## [Items from an interface collection]
• • •

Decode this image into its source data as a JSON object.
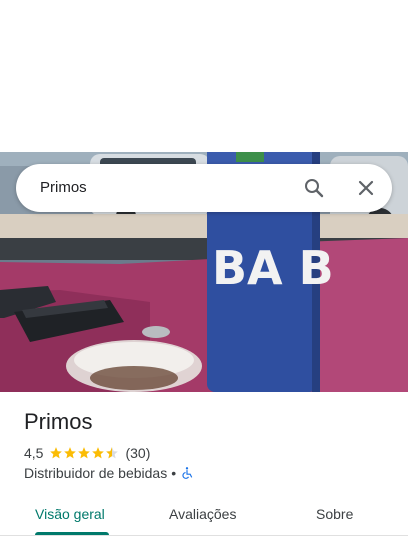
{
  "search": {
    "query": "Primos"
  },
  "place": {
    "name": "Primos",
    "rating": "4,5",
    "rating_fraction": 0.9,
    "review_count": "(30)",
    "category": "Distribuidor de bebidas",
    "separator": "•"
  },
  "tabs": [
    {
      "label": "Visão geral",
      "active": true
    },
    {
      "label": "Avaliações",
      "active": false
    },
    {
      "label": "Sobre",
      "active": false
    }
  ],
  "photo": {
    "bottle_text": "BA  B"
  },
  "colors": {
    "accent": "#00796b",
    "star": "#fbbc04",
    "text_secondary": "#3c4043",
    "wheelchair_icon": "#1a73e8"
  },
  "icons": {
    "search": "search-icon",
    "close": "close-icon",
    "star": "star-icon",
    "accessibility": "wheelchair-icon"
  }
}
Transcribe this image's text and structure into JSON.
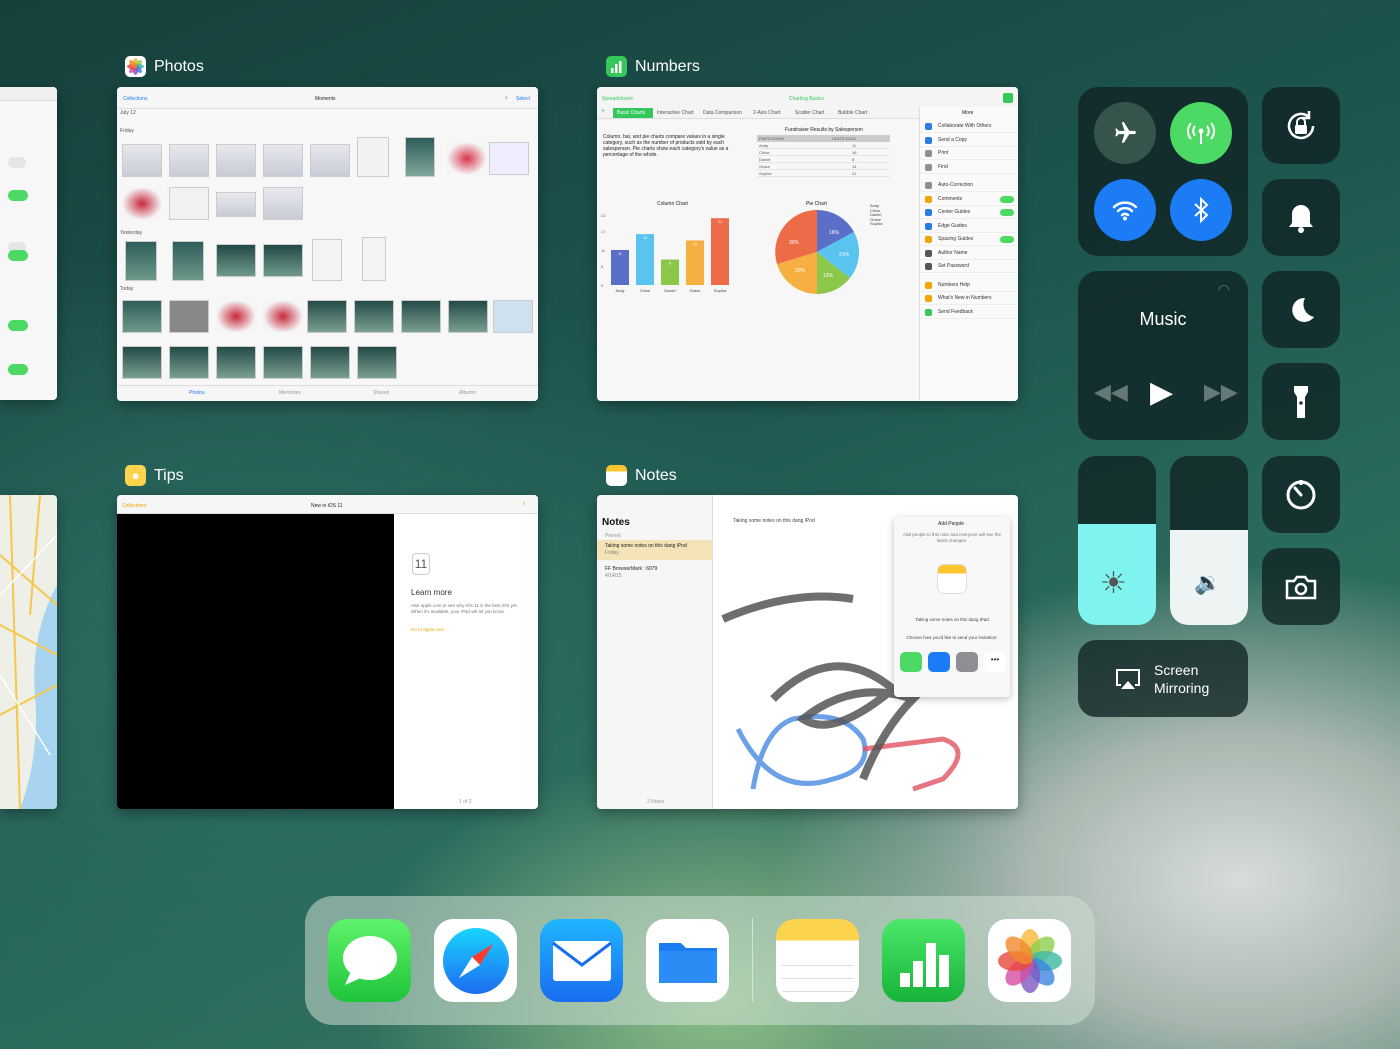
{
  "apps": {
    "photos": {
      "title": "Photos",
      "nav_back": "Collections",
      "nav_title": "Moments",
      "nav_right": "Select",
      "date": "July 12",
      "section_friday": "Friday",
      "section_yesterday": "Yesterday",
      "section_today": "Today",
      "tabs": [
        "Photos",
        "Memories",
        "Shared",
        "Albums"
      ]
    },
    "numbers": {
      "title": "Numbers",
      "top_left": "Spreadsheets",
      "doc_title": "Charting Basics",
      "tabs": [
        "Basic Charts",
        "Interactive Chart",
        "Data Comparison",
        "2-Axis Chart",
        "Scatter Chart",
        "Bubble Chart"
      ],
      "intro": "Column, bar, and pie charts compare values in a single category, such as the number of products sold by each salesperson. Pie charts show each category's value as a percentage of the whole.",
      "table_title": "Fundraiser Results by Salesperson",
      "table_headers": [
        "PARTICIPANT",
        "UNITS SOLD"
      ],
      "table_rows": [
        [
          "Andy",
          "11"
        ],
        [
          "Chloe",
          "16"
        ],
        [
          "Daniel",
          "8"
        ],
        [
          "Grace",
          "14"
        ],
        [
          "Sophia",
          "21"
        ]
      ],
      "column_title": "Column Chart",
      "pie_title": "Pie Chart",
      "pie_labels": [
        "16%",
        "21%",
        "13%",
        "20%",
        "30%"
      ],
      "menu_title": "More",
      "menu_items": [
        "Collaborate With Others",
        "Send a Copy",
        "Print",
        "Find",
        "Auto-Correction",
        "Comments",
        "Center Guides",
        "Edge Guides",
        "Spacing Guides",
        "Author Name",
        "Set Password",
        "Numbers Help",
        "What's New in Numbers",
        "Send Feedback"
      ]
    },
    "tips": {
      "title": "Tips",
      "nav_back": "Collections",
      "nav_title": "New in iOS 11",
      "badge": "11",
      "heading": "Learn more",
      "body": "Visit apple.com to see why iOS 11 is the best iOS yet. When it's available, your iPad will let you know.",
      "link": "Go to apple.com",
      "page": "1 of 2"
    },
    "notes": {
      "title": "Notes",
      "sidebar_title": "Notes",
      "pinned": "Pinned",
      "note1_title": "Taking some notes on this dang iPod",
      "note1_date": "Friday",
      "note2_title": "FF BrowserMark : 6079",
      "note2_date": "4/14/15",
      "note_text": "Taking some notes on this dang iPod",
      "count": "2 Notes",
      "popover_title": "Add People",
      "popover_desc": "Add people to this note and everyone will see the latest changes.",
      "popover_note": "Taking some notes on this dang iPad",
      "choose": "Choose how you'd like to send your invitation:",
      "share": [
        "Message",
        "Mail",
        "Copy Link",
        "More"
      ]
    }
  },
  "control_center": {
    "music_label": "Music",
    "screen_mirroring": "Screen\nMirroring"
  },
  "dock": {
    "apps": [
      "Messages",
      "Safari",
      "Mail",
      "Files",
      "Notes",
      "Numbers",
      "Photos"
    ]
  },
  "colors": {
    "green": "#4cd964",
    "blue": "#1b7cf5",
    "cyan": "#7ff3f0",
    "numbers_green": "#34c759"
  },
  "chart_data": {
    "type": "bar",
    "title": "Column Chart",
    "categories": [
      "Andy",
      "Chloe",
      "Daniel",
      "Grace",
      "Sophia"
    ],
    "values": [
      11,
      16,
      8,
      14,
      21
    ],
    "ylim": [
      0,
      22
    ]
  }
}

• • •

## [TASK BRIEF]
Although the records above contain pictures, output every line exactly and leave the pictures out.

## [EXPECTED ANSWER]
Decode this image into its source data as a JSON object.
{
  "search": {
    "query": "Primos"
  },
  "place": {
    "name": "Primos",
    "rating": "4,5",
    "rating_fraction": 0.9,
    "review_count": "(30)",
    "category": "Distribuidor de bebidas",
    "separator": "•"
  },
  "tabs": [
    {
      "label": "Visão geral",
      "active": true
    },
    {
      "label": "Avaliações",
      "active": false
    },
    {
      "label": "Sobre",
      "active": false
    }
  ],
  "photo": {
    "bottle_text": "BA  B"
  },
  "colors": {
    "accent": "#00796b",
    "star": "#fbbc04",
    "text_secondary": "#3c4043",
    "wheelchair_icon": "#1a73e8"
  },
  "icons": {
    "search": "search-icon",
    "close": "close-icon",
    "star": "star-icon",
    "accessibility": "wheelchair-icon"
  }
}
Transcribe this image's text and structure into JSON.
{
  "apps": {
    "photos": {
      "title": "Photos",
      "nav_back": "Collections",
      "nav_title": "Moments",
      "nav_right": "Select",
      "date": "July 12",
      "section_friday": "Friday",
      "section_yesterday": "Yesterday",
      "section_today": "Today",
      "tabs": [
        "Photos",
        "Memories",
        "Shared",
        "Albums"
      ]
    },
    "numbers": {
      "title": "Numbers",
      "top_left": "Spreadsheets",
      "doc_title": "Charting Basics",
      "tabs": [
        "Basic Charts",
        "Interactive Chart",
        "Data Comparison",
        "2-Axis Chart",
        "Scatter Chart",
        "Bubble Chart"
      ],
      "intro": "Column, bar, and pie charts compare values in a single category, such as the number of products sold by each salesperson. Pie charts show each category's value as a percentage of the whole.",
      "table_title": "Fundraiser Results by Salesperson",
      "table_headers": [
        "PARTICIPANT",
        "UNITS SOLD"
      ],
      "table_rows": [
        [
          "Andy",
          "11"
        ],
        [
          "Chloe",
          "16"
        ],
        [
          "Daniel",
          "8"
        ],
        [
          "Grace",
          "14"
        ],
        [
          "Sophia",
          "21"
        ]
      ],
      "column_title": "Column Chart",
      "pie_title": "Pie Chart",
      "pie_labels": [
        "16%",
        "21%",
        "13%",
        "20%",
        "30%"
      ],
      "menu_title": "More",
      "menu_items": [
        "Collaborate With Others",
        "Send a Copy",
        "Print",
        "Find",
        "Auto-Correction",
        "Comments",
        "Center Guides",
        "Edge Guides",
        "Spacing Guides",
        "Author Name",
        "Set Password",
        "Numbers Help",
        "What's New in Numbers",
        "Send Feedback"
      ]
    },
    "tips": {
      "title": "Tips",
      "nav_back": "Collections",
      "nav_title": "New in iOS 11",
      "badge": "11",
      "heading": "Learn more",
      "body": "Visit apple.com to see why iOS 11 is the best iOS yet. When it's available, your iPad will let you know.",
      "link": "Go to apple.com",
      "page": "1 of 2"
    },
    "notes": {
      "title": "Notes",
      "sidebar_title": "Notes",
      "pinned": "Pinned",
      "note1_title": "Taking some notes on this dang iPod",
      "note1_date": "Friday",
      "note2_title": "FF BrowserMark : 6079",
      "note2_date": "4/14/15",
      "note_text": "Taking some notes on this dang iPod",
      "count": "2 Notes",
      "popover_title": "Add People",
      "popover_desc": "Add people to this note and everyone will see the latest changes.",
      "popover_note": "Taking some notes on this dang iPad",
      "choose": "Choose how you'd like to send your invitation:",
      "share": [
        "Message",
        "Mail",
        "Copy Link",
        "More"
      ]
    }
  },
  "control_center": {
    "music_label": "Music",
    "screen_mirroring": "Screen\nMirroring"
  },
  "dock": {
    "apps": [
      "Messages",
      "Safari",
      "Mail",
      "Files",
      "Notes",
      "Numbers",
      "Photos"
    ]
  },
  "colors": {
    "green": "#4cd964",
    "blue": "#1b7cf5",
    "cyan": "#7ff3f0",
    "numbers_green": "#34c759"
  },
  "chart_data": {
    "type": "bar",
    "title": "Column Chart",
    "categories": [
      "Andy",
      "Chloe",
      "Daniel",
      "Grace",
      "Sophia"
    ],
    "values": [
      11,
      16,
      8,
      14,
      21
    ],
    "ylim": [
      0,
      22
    ]
  }
}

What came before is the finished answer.